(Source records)

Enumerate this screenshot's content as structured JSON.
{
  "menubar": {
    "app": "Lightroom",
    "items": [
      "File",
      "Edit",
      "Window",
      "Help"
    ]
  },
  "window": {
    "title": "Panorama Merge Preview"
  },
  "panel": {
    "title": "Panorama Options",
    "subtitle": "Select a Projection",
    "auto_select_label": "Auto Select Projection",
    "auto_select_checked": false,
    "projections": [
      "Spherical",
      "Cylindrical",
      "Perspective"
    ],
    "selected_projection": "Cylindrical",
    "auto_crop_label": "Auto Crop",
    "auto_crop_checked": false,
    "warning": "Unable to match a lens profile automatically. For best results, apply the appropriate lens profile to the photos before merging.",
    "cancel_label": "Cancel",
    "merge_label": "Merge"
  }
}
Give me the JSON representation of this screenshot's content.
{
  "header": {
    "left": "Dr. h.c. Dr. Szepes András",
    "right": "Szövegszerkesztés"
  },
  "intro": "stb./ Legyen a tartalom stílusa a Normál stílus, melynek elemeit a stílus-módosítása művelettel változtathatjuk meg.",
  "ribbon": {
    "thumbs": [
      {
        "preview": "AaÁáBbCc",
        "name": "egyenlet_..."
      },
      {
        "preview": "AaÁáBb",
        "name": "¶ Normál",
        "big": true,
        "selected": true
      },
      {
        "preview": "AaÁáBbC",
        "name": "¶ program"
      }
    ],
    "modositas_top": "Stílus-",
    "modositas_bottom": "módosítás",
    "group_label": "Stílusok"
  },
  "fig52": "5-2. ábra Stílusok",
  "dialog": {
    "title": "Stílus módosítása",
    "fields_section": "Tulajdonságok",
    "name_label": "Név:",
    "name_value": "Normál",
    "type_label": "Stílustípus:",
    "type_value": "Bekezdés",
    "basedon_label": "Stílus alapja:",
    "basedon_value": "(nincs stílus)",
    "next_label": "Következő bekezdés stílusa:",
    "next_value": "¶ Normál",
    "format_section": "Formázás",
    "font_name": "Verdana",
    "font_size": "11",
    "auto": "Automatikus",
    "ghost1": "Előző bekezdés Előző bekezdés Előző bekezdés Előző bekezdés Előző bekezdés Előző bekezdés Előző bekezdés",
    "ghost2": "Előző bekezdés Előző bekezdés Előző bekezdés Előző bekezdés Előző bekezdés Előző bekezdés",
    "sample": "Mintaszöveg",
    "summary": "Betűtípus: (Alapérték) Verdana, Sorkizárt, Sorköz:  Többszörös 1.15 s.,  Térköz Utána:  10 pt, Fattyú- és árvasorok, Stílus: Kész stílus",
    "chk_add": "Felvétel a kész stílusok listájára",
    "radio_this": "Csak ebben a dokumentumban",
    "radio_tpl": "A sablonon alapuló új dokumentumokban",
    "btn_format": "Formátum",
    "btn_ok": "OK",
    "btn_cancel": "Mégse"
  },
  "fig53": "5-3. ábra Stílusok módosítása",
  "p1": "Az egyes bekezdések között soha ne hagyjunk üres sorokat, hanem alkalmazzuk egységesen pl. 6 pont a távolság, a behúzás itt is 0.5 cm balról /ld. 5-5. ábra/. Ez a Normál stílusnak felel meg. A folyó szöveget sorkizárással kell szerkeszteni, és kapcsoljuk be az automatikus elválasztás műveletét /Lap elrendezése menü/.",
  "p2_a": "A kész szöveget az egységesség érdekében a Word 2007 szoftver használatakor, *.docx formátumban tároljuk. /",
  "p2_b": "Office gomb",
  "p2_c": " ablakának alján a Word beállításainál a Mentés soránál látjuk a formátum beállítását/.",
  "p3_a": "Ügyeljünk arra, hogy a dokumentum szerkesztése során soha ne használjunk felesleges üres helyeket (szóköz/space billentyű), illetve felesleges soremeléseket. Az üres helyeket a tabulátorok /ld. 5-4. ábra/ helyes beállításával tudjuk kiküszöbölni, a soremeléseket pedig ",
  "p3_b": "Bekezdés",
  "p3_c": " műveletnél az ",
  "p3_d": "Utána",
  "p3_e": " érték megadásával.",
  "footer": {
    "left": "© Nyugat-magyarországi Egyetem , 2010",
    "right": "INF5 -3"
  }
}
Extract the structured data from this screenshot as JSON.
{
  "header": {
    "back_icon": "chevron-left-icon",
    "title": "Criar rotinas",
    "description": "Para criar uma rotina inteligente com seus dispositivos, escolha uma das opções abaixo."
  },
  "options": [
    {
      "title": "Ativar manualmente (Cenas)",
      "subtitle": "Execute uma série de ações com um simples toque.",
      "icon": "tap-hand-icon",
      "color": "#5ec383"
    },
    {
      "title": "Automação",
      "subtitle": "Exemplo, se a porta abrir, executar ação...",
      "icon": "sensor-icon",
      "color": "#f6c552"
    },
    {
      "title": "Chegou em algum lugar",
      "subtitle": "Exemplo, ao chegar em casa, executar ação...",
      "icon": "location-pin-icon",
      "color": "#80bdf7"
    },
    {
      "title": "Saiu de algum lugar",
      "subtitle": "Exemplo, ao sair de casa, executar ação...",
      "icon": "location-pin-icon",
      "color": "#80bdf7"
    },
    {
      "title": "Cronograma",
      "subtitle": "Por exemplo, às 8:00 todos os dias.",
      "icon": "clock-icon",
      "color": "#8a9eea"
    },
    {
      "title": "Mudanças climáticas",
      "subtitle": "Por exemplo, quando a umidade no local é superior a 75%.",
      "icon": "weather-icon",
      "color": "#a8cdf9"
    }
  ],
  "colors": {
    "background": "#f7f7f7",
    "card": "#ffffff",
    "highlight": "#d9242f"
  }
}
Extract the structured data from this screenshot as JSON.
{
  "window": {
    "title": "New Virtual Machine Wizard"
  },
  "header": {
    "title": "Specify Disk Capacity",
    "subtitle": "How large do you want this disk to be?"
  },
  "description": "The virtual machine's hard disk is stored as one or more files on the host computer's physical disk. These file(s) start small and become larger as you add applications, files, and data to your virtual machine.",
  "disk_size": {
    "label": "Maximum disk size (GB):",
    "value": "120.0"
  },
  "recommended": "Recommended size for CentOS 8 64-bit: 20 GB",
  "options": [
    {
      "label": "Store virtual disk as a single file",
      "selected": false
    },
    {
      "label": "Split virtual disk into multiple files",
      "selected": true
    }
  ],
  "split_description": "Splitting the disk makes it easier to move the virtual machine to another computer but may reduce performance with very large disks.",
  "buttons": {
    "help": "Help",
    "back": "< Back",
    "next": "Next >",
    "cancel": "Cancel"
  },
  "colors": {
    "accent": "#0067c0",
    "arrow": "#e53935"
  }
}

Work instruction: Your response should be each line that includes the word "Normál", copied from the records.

Written solution:
  "intro": "stb./ Legyen a tartalom stílusa a Normál stílus, melynek elemeit a stílus-módosítása művelettel változtathatjuk meg.",
        "name": "¶ Normál",
    "name_value": "Normál",
    "next_value": "¶ Normál",
  "p1": "Az egyes bekezdések között soha ne hagyjunk üres sorokat, hanem alkalmazzuk egységesen pl. 6 pont a távolság, a behúzás itt is 0.5 cm balról /ld. 5-5. ábra/. Ez a Normál stílusnak felel meg. A folyó szöveget sorkizárással kell szerkeszteni, és kapcsoljuk be az automatikus elválasztás műveletét /Lap elrendezése menü/.",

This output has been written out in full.